Problem:
Search the material for the string "func", then report how many lines hold it, with no other text.

Data for this exercise:
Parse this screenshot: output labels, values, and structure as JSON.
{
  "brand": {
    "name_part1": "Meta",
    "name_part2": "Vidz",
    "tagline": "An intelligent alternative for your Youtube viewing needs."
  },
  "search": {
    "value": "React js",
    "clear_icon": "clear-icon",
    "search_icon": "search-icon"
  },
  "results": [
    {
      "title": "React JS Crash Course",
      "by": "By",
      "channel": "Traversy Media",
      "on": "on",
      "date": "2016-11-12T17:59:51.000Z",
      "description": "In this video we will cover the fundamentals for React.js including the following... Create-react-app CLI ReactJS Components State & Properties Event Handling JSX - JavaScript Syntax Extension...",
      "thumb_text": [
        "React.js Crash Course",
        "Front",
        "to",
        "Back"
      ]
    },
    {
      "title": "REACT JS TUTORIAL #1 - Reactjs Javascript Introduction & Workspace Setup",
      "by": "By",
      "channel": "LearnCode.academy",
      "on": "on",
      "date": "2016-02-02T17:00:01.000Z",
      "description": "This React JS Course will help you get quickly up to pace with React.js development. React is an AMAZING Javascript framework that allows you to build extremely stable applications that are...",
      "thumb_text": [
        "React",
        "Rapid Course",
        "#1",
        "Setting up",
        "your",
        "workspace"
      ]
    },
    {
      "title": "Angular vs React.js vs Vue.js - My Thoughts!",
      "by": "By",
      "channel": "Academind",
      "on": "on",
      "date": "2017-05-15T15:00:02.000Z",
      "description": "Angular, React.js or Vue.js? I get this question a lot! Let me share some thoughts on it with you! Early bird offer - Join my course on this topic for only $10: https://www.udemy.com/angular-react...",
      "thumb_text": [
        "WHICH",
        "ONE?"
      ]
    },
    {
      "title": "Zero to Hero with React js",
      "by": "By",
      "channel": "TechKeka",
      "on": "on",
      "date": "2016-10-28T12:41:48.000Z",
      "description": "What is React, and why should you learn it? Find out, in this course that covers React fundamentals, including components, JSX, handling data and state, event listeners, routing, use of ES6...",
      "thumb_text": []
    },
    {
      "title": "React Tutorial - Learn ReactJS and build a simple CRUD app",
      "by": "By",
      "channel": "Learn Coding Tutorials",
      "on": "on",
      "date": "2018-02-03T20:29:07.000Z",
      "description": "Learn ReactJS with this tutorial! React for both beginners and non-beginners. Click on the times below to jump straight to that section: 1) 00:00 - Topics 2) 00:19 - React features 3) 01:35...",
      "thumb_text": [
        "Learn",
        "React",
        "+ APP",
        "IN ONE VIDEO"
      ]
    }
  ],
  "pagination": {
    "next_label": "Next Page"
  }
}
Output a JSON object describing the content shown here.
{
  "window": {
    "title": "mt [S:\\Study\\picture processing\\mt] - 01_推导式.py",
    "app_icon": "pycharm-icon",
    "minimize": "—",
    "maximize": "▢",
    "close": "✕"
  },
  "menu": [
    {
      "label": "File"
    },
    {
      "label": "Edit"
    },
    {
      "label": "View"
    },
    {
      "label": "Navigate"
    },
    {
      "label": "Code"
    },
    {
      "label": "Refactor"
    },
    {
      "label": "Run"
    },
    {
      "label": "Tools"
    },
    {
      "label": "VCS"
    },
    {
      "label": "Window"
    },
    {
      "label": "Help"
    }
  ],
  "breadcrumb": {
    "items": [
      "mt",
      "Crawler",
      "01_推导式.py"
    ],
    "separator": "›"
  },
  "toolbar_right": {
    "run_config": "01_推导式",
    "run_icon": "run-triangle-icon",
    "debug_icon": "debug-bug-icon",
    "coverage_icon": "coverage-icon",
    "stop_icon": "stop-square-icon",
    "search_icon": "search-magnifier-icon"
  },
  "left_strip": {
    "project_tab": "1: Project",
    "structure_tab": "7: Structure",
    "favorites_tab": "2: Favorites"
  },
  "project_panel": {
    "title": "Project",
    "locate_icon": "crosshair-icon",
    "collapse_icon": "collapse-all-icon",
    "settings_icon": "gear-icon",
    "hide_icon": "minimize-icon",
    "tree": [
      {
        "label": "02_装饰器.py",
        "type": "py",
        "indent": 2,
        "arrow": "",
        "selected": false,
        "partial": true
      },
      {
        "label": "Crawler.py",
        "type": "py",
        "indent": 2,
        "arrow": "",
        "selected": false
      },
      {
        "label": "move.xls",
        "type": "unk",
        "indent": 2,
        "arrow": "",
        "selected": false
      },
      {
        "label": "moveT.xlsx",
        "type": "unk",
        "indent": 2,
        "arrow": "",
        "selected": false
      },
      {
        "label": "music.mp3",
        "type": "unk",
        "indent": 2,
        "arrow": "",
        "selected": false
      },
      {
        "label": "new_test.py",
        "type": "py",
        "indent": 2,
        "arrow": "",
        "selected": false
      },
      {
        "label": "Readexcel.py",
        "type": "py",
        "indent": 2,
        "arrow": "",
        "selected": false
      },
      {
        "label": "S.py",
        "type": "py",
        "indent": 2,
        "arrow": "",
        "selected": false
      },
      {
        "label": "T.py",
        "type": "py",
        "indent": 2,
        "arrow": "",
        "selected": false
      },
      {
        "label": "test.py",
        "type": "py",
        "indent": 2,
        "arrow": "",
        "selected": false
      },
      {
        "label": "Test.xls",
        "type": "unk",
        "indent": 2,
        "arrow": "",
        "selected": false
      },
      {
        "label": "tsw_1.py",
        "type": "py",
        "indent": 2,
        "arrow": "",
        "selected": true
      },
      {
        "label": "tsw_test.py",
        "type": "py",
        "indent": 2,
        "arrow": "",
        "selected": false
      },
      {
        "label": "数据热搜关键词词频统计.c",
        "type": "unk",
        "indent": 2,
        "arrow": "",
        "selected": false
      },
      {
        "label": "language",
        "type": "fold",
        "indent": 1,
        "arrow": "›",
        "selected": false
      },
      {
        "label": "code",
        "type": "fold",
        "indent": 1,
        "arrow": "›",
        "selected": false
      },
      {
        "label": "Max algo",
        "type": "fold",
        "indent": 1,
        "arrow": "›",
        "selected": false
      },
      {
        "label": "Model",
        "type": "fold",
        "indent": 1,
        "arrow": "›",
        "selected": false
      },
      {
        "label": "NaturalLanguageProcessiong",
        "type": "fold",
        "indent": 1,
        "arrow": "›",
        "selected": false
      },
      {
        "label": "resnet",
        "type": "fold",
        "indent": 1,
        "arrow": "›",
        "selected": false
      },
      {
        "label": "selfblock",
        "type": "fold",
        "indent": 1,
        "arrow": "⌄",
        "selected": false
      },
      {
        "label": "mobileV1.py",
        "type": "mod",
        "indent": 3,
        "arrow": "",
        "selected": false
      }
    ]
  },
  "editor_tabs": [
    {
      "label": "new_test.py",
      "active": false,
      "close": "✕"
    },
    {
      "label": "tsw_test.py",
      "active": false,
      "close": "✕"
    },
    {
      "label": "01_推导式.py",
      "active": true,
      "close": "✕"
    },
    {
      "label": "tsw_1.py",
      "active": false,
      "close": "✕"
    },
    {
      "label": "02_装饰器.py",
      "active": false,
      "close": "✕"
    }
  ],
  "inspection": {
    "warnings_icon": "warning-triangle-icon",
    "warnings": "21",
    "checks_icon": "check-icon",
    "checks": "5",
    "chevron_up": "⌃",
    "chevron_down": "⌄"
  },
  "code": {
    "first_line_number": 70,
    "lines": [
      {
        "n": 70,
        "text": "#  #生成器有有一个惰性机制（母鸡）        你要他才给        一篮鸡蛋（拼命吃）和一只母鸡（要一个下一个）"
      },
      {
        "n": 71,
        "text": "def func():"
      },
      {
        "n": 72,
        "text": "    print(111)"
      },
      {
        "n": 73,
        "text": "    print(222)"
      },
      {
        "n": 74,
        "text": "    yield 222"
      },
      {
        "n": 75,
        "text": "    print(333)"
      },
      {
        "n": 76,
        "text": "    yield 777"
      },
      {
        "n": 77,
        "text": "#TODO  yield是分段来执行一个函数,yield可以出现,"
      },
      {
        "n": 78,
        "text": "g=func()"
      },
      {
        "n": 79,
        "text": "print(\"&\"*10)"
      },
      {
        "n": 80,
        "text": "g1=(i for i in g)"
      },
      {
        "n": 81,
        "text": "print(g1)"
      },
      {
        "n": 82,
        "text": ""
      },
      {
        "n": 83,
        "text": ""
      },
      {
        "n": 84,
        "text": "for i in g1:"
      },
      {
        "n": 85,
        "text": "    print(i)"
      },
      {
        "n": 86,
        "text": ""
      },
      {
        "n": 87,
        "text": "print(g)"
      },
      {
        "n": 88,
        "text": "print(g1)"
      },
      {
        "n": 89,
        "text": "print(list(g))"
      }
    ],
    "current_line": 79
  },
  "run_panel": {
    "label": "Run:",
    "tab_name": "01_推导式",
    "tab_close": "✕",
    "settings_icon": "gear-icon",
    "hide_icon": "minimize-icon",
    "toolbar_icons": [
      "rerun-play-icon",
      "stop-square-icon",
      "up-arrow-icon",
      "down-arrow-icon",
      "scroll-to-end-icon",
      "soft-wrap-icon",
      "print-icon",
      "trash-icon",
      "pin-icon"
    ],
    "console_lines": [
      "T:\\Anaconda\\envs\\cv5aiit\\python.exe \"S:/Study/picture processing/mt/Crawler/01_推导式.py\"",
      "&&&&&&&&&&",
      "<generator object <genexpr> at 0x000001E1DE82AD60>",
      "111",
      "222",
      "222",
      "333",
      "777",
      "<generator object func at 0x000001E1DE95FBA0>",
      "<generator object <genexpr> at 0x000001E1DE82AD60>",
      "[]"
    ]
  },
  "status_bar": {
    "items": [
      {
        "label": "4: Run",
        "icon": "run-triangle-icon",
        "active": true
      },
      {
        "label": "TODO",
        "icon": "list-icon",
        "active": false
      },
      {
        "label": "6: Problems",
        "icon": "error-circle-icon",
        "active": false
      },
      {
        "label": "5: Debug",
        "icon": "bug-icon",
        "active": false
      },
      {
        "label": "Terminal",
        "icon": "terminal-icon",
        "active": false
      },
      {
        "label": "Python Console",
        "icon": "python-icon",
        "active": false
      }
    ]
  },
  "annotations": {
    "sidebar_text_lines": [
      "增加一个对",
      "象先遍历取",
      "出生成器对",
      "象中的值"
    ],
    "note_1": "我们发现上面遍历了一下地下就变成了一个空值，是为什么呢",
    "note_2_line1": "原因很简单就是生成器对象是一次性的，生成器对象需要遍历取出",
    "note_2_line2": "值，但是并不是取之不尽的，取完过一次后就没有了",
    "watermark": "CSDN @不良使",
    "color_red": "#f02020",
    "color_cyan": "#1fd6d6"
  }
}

Output of the task:
3